*Entries provided*
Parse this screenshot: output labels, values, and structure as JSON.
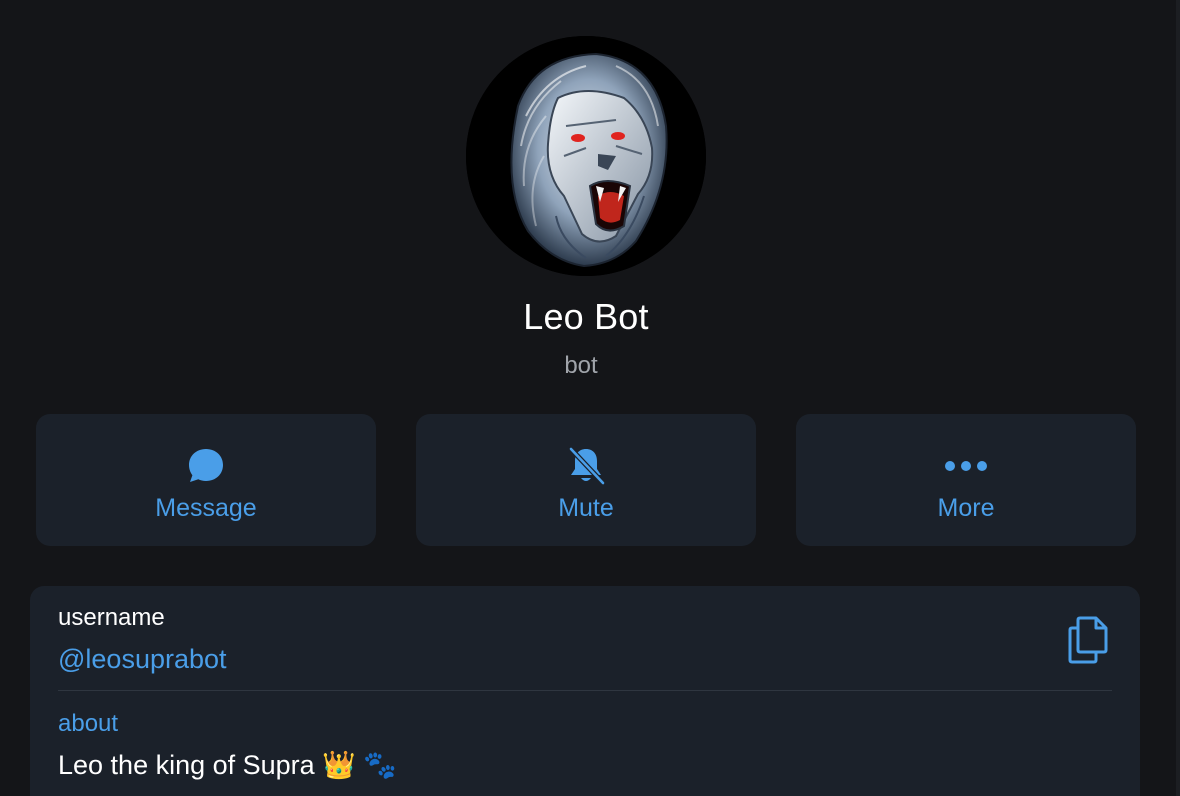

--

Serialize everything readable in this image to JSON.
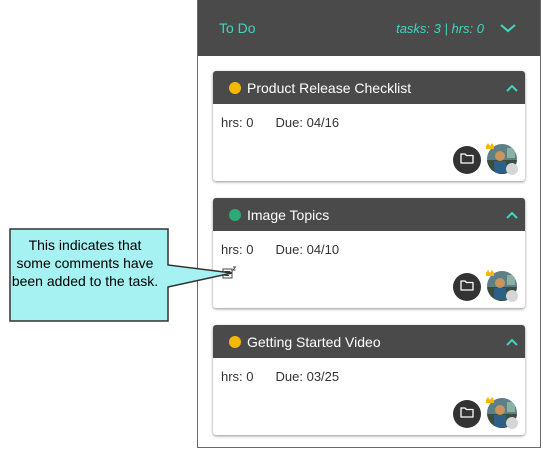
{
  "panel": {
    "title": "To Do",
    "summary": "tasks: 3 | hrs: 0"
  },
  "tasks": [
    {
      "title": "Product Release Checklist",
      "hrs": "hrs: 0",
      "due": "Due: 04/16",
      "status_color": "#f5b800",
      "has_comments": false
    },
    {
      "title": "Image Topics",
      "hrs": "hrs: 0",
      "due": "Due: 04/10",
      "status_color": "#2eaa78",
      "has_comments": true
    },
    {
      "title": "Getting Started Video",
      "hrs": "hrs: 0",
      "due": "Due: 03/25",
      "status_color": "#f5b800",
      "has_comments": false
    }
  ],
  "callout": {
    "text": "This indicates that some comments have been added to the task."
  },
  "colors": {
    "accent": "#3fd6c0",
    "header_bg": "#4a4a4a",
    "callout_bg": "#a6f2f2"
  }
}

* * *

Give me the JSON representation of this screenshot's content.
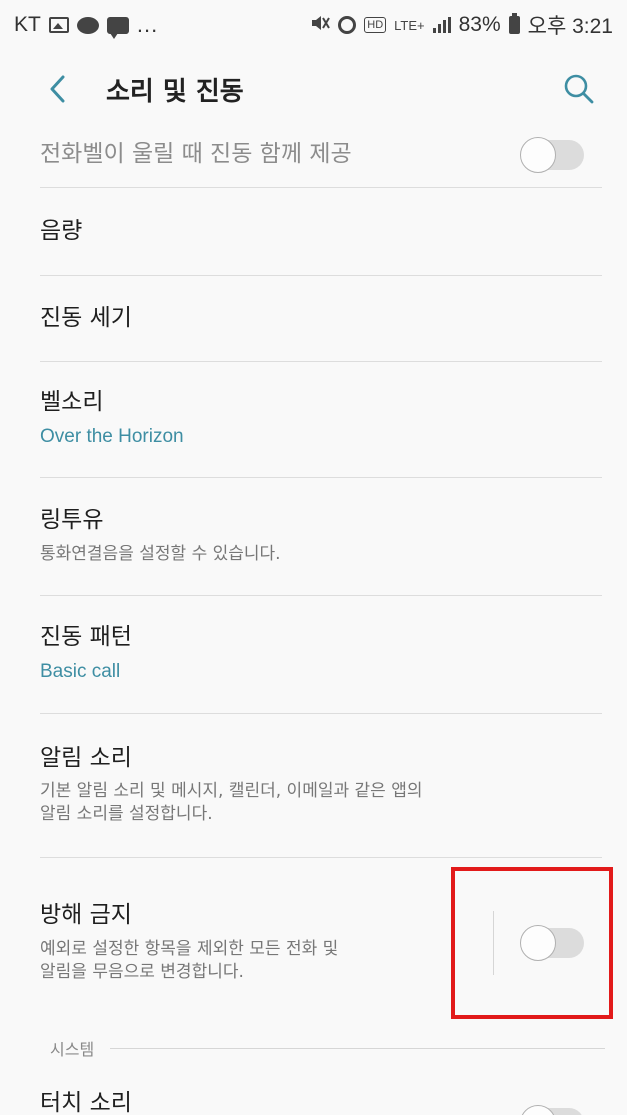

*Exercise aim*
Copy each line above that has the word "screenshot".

*Response box*
Parse this screenshot: output labels, values, and structure as JSON.
Give me the JSON representation of this screenshot's content.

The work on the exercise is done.